Excerpts from an interface dataset:
========

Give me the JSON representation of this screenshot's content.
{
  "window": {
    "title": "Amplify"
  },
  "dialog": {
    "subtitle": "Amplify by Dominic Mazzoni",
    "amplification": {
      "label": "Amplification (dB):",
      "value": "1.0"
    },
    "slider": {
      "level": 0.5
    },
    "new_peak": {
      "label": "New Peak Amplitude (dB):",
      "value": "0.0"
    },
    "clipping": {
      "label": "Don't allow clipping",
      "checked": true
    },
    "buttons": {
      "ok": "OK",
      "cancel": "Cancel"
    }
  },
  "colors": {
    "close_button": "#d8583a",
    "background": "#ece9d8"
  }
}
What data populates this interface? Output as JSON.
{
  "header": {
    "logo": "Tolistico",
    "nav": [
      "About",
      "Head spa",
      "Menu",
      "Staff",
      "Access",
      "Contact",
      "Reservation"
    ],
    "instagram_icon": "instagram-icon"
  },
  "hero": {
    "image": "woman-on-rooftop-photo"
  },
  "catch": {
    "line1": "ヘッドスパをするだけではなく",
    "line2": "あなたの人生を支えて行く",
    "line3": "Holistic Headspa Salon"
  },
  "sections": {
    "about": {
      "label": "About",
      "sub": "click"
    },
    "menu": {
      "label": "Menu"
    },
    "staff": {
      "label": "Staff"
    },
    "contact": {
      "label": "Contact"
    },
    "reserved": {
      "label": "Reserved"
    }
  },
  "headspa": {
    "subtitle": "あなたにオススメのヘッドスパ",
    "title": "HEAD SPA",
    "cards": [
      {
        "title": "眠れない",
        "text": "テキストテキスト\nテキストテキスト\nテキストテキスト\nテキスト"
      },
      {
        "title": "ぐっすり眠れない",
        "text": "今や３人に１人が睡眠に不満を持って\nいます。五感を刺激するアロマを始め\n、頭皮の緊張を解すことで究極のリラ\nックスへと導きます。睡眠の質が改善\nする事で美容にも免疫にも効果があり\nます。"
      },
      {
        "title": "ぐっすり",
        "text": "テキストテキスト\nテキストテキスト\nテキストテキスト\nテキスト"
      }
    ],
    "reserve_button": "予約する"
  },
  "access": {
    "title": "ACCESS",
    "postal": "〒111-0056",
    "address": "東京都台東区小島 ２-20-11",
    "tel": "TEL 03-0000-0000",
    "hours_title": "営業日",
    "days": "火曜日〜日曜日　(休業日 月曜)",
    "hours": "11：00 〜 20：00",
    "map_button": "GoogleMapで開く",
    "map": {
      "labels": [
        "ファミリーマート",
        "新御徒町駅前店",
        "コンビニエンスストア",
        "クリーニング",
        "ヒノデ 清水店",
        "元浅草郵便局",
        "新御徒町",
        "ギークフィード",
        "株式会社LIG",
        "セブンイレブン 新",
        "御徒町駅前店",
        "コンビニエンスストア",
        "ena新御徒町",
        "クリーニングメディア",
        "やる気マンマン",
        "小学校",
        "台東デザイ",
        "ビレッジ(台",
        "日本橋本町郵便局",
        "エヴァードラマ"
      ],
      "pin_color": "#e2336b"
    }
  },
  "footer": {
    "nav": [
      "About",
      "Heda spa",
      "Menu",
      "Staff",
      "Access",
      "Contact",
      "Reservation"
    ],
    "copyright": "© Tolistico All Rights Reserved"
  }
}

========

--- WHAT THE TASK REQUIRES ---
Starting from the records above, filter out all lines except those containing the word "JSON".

--- SOLUTION FOR THIS TASK ---
Give me the JSON representation of this screenshot's content.
What data populates this interface? Output as JSON.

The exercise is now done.